Return all lines of the data in which the string "JSON" occurs.

(Page and application data records)

- Opening Delimiter -

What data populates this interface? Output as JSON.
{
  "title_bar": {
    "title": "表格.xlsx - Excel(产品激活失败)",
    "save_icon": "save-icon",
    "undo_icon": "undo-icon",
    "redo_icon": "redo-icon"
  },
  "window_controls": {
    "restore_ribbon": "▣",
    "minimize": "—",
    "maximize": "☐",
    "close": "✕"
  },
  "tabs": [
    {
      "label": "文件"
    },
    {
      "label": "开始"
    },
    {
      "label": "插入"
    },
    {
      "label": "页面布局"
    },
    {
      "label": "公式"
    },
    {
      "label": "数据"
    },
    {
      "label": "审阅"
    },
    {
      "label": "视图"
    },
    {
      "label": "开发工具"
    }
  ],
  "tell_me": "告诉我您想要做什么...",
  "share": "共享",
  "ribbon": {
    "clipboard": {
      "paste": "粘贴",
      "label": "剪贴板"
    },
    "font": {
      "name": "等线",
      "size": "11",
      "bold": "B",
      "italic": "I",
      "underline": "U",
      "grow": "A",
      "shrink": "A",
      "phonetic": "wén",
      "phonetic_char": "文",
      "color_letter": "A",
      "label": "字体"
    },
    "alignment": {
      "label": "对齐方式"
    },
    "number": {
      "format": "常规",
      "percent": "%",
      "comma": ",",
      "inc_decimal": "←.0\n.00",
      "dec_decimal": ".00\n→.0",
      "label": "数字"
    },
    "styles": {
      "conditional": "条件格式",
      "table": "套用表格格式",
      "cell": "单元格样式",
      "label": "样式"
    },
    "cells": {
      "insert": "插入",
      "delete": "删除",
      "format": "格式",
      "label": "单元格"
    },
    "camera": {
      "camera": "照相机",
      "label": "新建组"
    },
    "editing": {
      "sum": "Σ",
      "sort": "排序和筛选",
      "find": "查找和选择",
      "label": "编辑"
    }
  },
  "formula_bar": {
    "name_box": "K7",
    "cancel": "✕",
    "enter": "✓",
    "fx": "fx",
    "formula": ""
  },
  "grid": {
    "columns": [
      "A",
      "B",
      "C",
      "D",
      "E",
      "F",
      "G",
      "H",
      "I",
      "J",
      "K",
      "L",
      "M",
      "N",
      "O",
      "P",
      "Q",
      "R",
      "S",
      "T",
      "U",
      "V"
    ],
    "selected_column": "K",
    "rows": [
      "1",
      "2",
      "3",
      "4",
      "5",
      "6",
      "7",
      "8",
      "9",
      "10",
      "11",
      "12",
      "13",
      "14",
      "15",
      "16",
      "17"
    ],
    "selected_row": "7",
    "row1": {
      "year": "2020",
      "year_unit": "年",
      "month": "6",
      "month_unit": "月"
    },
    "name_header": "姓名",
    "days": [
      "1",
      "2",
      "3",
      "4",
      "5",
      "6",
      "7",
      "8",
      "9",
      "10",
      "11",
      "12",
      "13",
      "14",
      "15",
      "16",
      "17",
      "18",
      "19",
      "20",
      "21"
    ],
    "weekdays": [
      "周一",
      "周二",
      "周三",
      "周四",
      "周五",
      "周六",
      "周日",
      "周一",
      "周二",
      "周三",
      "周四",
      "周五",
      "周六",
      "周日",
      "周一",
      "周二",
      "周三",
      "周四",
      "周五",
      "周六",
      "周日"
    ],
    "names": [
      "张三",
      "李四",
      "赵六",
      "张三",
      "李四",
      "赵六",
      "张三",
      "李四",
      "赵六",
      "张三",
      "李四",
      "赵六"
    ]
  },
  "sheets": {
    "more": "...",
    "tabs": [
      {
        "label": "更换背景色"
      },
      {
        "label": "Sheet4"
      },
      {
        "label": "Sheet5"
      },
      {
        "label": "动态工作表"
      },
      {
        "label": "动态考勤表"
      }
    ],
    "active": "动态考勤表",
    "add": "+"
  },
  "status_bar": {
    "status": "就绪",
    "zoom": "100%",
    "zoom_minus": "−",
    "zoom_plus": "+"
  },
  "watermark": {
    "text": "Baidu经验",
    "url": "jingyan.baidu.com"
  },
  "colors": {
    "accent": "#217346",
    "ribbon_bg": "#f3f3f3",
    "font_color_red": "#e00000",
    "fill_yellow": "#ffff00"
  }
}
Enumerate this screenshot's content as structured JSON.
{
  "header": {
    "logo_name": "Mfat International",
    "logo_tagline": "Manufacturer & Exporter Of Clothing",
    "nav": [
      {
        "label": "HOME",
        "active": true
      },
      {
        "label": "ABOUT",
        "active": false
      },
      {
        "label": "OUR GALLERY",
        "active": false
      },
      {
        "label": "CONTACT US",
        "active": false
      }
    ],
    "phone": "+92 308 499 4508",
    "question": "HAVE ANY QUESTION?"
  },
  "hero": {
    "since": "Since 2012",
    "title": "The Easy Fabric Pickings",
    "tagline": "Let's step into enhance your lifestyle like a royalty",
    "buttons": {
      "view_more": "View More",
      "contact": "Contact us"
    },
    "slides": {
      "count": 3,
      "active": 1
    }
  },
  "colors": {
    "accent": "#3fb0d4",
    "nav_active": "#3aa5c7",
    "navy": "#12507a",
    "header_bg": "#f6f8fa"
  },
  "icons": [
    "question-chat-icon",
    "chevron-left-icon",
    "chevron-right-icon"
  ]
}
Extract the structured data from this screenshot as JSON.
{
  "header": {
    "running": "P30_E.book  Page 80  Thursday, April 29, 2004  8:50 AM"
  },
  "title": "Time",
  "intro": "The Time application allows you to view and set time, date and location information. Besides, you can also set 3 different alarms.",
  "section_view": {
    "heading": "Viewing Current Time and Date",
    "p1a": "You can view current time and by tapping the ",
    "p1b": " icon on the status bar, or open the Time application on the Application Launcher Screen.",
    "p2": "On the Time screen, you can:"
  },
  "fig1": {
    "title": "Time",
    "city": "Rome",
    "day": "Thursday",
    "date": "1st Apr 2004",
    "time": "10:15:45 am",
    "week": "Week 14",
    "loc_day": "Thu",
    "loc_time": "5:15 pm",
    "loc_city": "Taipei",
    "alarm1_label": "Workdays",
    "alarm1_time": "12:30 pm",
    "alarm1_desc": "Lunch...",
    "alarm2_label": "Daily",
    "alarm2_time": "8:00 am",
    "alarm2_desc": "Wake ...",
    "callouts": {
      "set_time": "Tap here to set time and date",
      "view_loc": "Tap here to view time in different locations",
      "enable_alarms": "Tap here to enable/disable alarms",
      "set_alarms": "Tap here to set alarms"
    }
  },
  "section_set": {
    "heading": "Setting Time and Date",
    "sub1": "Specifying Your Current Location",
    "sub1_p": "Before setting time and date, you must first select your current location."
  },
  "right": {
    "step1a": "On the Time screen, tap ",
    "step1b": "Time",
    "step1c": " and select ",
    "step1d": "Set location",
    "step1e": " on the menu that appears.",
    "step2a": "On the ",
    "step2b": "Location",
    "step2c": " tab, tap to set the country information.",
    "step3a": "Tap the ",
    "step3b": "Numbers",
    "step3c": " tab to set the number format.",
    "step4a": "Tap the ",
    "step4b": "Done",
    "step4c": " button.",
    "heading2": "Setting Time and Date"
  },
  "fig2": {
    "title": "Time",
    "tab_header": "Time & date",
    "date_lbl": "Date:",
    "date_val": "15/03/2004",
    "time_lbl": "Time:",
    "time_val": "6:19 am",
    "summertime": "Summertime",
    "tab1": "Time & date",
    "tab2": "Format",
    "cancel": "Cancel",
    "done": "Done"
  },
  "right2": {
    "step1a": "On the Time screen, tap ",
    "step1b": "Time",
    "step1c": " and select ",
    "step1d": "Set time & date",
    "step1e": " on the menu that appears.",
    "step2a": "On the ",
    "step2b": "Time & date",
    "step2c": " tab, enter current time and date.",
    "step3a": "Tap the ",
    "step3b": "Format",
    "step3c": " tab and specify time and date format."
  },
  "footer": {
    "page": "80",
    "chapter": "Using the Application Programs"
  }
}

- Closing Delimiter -

_TASK ANSWER_.
What data populates this interface? Output as JSON.
Enumerate this screenshot's content as structured JSON.
Extract the structured data from this screenshot as JSON.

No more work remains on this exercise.